Above: (Left) Marcel Hathely, (Bottom, lounged) Arlen Zachary, (Back, Right) Emeric Fold.

To find out more about the world at its characters, check out my book website at www.harmatiacycle.com

Rufus Merle

 

The Sons of Thestian, book one of The Harmatia Cycle is being released in the US and on Kindle world-wide this November. Having just seen the final front-cover design I am very excited to be moving into the last stage of the publishing process. By next month the front cover will be revealed, and I will be publishing (on here) a series of short-stories set in the Harmatia Cycle universe, in order to give readers a taste of the characters and a small slice of the world they live in. These will be filed under the tag #HarmatiaShorts.

I will also soon be releasing a book trailer, which will be available here, on tumblr, twitter, facebook and youtube.

To find out more about The Harmatia Cycle and The Sons of Thestian, check out my website at www.harmatiacycle.com

 

 

 

 

Faerie Thorn

FAERIE THORN

There is a thorn tree

That we do not touch.

We farm about it,

Tip-toe the machinery

 In awkward circles

Around its territory.

                                                               It is an invader 

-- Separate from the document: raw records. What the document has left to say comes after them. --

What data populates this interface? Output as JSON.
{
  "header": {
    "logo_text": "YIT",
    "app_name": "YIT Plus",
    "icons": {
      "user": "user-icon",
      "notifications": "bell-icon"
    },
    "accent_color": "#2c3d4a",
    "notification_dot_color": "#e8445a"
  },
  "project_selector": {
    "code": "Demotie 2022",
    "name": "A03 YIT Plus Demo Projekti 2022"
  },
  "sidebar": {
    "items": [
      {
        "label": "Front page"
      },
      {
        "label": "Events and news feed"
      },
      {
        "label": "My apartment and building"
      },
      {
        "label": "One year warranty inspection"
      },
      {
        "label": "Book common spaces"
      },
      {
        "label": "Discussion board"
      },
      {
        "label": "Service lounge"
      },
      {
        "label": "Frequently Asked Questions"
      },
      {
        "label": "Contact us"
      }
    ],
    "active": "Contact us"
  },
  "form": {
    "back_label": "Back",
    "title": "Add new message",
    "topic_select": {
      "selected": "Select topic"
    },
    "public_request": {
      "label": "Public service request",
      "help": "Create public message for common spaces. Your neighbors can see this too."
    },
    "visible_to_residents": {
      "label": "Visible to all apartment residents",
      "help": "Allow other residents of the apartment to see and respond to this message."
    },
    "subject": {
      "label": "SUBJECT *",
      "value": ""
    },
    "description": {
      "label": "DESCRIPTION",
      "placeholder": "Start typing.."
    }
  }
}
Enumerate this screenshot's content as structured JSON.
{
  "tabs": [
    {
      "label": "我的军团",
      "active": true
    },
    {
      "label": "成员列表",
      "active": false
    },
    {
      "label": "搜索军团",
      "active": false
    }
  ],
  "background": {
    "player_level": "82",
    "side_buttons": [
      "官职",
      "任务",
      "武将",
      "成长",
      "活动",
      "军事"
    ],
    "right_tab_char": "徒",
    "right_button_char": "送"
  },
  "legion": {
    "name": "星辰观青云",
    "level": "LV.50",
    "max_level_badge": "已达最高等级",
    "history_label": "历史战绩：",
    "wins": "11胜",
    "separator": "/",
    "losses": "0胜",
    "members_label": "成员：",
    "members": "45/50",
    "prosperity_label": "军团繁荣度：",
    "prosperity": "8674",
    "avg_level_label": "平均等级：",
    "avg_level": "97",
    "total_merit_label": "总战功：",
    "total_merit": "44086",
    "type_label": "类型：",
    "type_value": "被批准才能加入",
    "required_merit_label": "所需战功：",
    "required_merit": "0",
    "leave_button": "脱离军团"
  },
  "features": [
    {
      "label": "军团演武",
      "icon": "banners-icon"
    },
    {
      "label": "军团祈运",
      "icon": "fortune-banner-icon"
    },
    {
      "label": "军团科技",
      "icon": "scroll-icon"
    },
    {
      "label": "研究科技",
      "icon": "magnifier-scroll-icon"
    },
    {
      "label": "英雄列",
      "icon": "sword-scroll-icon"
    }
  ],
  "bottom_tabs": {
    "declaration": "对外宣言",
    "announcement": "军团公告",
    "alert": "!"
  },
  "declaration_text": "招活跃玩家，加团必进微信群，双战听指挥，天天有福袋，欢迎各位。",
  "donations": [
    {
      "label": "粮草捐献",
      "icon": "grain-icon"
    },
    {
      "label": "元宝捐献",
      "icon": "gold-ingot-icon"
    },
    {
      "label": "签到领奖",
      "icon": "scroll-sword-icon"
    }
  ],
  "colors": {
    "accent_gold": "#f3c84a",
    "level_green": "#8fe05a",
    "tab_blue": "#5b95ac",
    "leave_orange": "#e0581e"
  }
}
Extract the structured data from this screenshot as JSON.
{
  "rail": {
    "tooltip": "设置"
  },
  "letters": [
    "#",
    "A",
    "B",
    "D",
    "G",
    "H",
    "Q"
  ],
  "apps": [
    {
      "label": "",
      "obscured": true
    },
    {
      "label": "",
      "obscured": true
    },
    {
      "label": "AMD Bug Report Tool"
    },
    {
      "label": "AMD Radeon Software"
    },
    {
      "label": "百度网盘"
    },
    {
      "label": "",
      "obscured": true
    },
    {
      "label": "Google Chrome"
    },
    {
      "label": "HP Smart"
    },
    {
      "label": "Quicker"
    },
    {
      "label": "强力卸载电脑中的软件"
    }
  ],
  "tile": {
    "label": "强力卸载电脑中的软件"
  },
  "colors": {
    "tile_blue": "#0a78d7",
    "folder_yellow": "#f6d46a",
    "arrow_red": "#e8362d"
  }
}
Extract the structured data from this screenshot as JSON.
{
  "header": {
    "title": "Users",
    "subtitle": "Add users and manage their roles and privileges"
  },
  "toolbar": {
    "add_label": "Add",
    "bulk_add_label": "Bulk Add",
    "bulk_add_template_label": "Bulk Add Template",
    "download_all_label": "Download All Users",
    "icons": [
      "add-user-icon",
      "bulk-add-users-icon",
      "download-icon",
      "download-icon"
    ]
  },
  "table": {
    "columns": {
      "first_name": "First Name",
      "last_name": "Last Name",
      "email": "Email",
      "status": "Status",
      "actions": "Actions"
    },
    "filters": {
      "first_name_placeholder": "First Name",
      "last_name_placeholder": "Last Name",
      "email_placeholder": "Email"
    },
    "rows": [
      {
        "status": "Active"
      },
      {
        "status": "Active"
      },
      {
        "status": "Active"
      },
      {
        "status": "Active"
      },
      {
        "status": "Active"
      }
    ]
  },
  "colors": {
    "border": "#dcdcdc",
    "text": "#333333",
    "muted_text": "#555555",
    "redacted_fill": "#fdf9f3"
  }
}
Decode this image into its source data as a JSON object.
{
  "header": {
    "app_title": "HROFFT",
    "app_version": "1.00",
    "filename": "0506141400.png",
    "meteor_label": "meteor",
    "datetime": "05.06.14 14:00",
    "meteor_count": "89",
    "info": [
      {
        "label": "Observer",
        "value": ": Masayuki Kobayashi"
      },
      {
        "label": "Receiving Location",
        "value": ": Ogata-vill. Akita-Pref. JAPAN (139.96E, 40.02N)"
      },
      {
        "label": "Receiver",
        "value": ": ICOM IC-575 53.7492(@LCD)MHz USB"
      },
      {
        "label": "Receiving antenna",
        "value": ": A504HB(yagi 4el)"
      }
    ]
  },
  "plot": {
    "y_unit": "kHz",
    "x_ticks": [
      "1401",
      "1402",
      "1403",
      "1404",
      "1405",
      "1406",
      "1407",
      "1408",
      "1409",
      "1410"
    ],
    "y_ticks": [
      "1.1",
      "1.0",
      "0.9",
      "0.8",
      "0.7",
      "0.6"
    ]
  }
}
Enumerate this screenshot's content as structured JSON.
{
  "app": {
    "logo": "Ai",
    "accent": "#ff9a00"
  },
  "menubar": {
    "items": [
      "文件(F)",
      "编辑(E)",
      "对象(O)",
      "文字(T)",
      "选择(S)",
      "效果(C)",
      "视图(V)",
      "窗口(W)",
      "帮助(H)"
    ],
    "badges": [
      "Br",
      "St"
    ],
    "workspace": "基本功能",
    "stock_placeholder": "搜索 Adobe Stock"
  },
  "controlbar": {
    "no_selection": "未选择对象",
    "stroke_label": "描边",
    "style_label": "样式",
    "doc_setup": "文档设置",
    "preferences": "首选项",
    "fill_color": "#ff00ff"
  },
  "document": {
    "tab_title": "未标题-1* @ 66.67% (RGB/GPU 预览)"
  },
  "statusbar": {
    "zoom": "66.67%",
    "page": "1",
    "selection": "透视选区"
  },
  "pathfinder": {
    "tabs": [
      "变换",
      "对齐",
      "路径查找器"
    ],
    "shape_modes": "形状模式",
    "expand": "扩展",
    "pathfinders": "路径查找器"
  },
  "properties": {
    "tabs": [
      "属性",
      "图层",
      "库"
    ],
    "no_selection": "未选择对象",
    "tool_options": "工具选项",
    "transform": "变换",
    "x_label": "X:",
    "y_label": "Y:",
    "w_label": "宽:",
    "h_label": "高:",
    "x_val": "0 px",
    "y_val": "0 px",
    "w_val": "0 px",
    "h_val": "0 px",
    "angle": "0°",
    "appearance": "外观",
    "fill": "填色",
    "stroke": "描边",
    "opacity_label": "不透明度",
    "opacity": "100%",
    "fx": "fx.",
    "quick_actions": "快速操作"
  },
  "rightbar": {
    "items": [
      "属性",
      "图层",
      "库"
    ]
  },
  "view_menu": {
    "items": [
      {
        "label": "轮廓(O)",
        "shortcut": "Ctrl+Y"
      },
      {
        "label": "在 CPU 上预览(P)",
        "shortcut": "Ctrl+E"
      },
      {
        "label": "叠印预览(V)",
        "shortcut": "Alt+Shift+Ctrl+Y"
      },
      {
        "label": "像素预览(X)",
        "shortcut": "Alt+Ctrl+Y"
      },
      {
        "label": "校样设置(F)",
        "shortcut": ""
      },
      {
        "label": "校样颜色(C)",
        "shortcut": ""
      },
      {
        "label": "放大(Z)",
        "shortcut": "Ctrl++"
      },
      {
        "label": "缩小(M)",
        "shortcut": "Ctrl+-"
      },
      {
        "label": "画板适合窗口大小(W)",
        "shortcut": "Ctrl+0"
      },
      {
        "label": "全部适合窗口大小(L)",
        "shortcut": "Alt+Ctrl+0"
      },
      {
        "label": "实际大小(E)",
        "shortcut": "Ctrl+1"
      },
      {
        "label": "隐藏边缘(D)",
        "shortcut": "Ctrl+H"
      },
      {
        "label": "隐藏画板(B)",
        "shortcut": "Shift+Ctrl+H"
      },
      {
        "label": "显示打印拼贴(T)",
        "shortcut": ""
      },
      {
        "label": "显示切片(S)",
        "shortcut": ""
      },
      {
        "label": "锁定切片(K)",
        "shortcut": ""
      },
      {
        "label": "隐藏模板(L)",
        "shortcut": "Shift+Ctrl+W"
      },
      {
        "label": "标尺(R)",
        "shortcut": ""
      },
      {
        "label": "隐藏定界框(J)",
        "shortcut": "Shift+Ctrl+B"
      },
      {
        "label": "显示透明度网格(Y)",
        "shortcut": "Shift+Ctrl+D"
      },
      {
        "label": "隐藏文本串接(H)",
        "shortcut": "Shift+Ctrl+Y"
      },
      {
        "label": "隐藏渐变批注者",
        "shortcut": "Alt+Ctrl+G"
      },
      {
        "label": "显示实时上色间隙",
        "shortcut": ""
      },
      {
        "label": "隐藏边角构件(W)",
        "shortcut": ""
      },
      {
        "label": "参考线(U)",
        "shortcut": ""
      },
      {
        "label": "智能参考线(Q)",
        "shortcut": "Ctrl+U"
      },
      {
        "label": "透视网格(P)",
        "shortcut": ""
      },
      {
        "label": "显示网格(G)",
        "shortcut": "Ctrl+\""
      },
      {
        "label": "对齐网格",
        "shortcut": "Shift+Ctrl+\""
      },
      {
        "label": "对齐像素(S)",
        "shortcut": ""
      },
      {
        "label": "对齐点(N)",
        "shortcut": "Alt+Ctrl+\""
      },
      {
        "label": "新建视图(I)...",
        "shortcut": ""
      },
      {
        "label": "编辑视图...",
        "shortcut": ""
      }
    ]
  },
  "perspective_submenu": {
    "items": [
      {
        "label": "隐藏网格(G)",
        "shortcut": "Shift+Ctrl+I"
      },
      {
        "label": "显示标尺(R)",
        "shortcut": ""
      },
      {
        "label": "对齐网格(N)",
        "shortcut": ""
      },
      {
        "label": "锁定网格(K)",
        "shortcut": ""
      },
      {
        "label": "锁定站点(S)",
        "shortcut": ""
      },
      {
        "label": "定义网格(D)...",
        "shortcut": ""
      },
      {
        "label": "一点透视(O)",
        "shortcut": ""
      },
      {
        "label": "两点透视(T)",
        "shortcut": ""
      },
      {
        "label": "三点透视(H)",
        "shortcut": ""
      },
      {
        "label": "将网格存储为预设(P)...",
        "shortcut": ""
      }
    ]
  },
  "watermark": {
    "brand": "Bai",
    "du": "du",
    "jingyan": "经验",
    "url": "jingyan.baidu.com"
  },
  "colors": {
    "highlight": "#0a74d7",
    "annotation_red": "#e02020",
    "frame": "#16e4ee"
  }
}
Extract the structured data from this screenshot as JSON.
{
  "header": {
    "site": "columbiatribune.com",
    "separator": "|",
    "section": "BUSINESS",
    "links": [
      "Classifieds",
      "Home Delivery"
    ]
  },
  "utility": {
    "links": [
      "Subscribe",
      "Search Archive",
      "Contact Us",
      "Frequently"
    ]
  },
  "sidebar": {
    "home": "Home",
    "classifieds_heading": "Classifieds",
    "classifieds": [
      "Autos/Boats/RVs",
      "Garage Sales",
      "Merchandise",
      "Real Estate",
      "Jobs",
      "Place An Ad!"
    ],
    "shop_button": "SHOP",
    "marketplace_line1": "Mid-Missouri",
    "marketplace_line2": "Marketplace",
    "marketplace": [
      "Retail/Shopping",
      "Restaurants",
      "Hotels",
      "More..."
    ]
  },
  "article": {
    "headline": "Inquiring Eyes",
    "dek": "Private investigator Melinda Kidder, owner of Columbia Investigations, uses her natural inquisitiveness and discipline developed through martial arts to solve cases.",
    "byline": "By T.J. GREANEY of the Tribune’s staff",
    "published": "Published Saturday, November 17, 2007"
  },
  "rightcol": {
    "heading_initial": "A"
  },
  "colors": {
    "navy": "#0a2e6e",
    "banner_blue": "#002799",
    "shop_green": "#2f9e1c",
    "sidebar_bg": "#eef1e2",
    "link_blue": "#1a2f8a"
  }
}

In our field, but

It has far out-lived

Each one of us.

It stated its claim

                                                            On the fertile land

                                                         Long before Grandpa

Was even born.

And so we leave it,

Just in case,

Its death-curse is true.

                                                        At night, figures dance             

Around it, in my dreams.